What cancer screening tests should women have?


Amongst the most important things that you can do for your health is to go to regular checkups and get preventive screening tests. These can identify health problems early, when treatment is more successful.


Breast examinations and mammograms:

From the age of 20 onwards, women should perform the self-breast exam at least once a month. Regular self examination will help you understand what is normal. Symptoms such as swelling, mass, dimpling of skin, and discharge from the nipple, should be immediately reported to your health professional. Breast exams by the health professional should be done from the age of 20 at least every three years until the age of 40, and annually after that. Mammograms should be done once every one or two years starting at the age of 40. The mammogram produces images of the inner tissue of the breast to help find out cysts and tumors.

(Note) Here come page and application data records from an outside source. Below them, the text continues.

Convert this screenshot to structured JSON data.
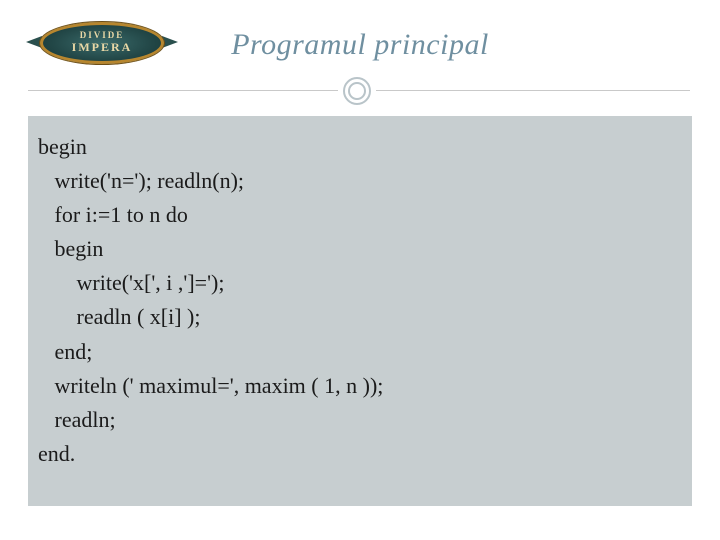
{
  "logo": {
    "line1": "DIVIDE",
    "line2": "IMPERA"
  },
  "title": "Programul principal",
  "code_lines": [
    "begin",
    "   write('n='); readln(n);",
    "   for i:=1 to n do",
    "   begin",
    "       write('x[', i ,']=');",
    "       readln ( x[i] );",
    "   end;",
    "   writeln (' maximul=', maxim ( 1, n ));",
    "   readln;",
    "end."
  ]
}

Pelvic exam and the Pap smear test:

From the age of 18, or when sexual activity begins, this examination should be done once a year. The Pap smear is a simple test requiring the health professional to take a small swab to gently scrape the inner cervix and later look for abnormal cells. During a pelvic exam, the health professional looks for any abnormality, internally or externally.


Blood cholesterol and blood pressure tests:

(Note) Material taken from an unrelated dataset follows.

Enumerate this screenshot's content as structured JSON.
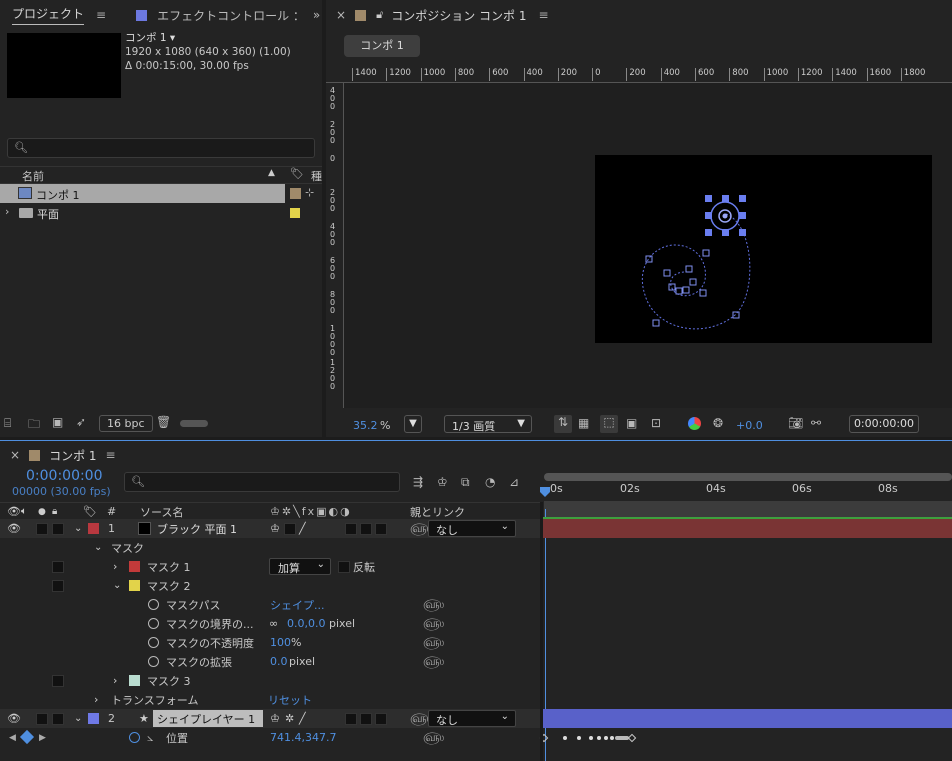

Testing for blood cholesterol should start at the age of 20 and be done every five years or so. This is to see if you have high blood cholesterol, which can lead to heart disease. A fasting lipoprotein test is the most accurate and it measures HDL (good cholesterol) and LDL cholesterol and triglyceride levels (bad cholesterol). A quick blood pressure measurement should be done for women at the age of 20 and older. It only takes a few minutes but can catch one of the biggest risk factors for heart disease -- high blood pressure.



Checking blood glucose levels is one of the ways to diagnose diabetes. This should start at the age of 45, and then be repeated every three years. Early diagnosis of diabetes can help your health professional set out your treatment guidelines before complications such as eye diseases, kidney diseases etc associated with diabetes set in.

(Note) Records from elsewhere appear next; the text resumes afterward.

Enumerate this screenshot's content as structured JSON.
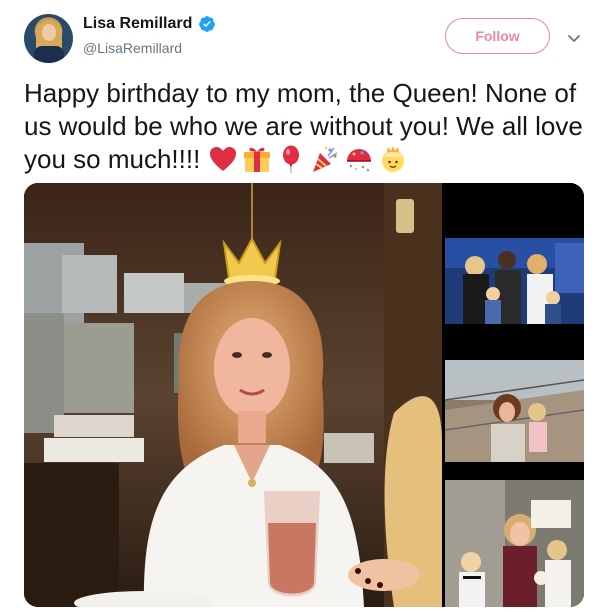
{
  "author": {
    "display_name": "Lisa Remillard",
    "handle": "@LisaRemillard",
    "verified": true
  },
  "actions": {
    "follow_label": "Follow"
  },
  "tweet": {
    "text": "Happy birthday to my mom, the Queen! None of us would be who we are without you! We all love you so much!!!!",
    "emojis": [
      "red-heart",
      "wrapped-gift",
      "balloon",
      "party-popper",
      "confetti-ball",
      "princess"
    ]
  },
  "media": {
    "count": 4
  },
  "colors": {
    "accent": "#e0245e",
    "verified": "#1da1f2",
    "text": "#14171a",
    "secondary_text": "#657786"
  }
}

Eye and ear health:

At 40, women should have a baseline test done and then this can be repeated every two years. This should be yearly after the age of 65. It is important to catch disorders such as glaucoma, retinopathy and cataracts when there are more treatment options available. Hearing tests should start at the age of 18 and be done every 10 years and every two years after the age of 50.


Bone mineral density exam:

These measurements find out low bond density, which can cause fractures and could be a sign of osteoporosis. These tests are best for women over the age of 40 who have had a fracture and all women above the age of 65. Women at risk should be tested earlier.


Sexually transmitted disease (STD) screening:

This is for all women who are sexually active. Many of these are symptomless and so testing for them becomes vital. STDs like gonorrhea, syphilis, genital herpes, and HIV can be diagnosed by STD screenings. These are often performed during the annual gynecologic exam.


Colon cancer screening:

This should be done once a year after the age of 50. If there is a family history, the testing for this should be done at a younger age. The fecal occult blood test checks for blood stool to see if there is a problem. Every five years, women above 50 should have a flexible sigmoidoscopy, a procedure that uses a thin flexible lighted tube to examine the rectum and lower colon.Early detection is the best defense. The two people most interested in your health usually include yourself and your health professional. Don’t be afraid to ask questions, ask for examples, ask for further clarification if you don’t understand what is being said and ask for more guidelines.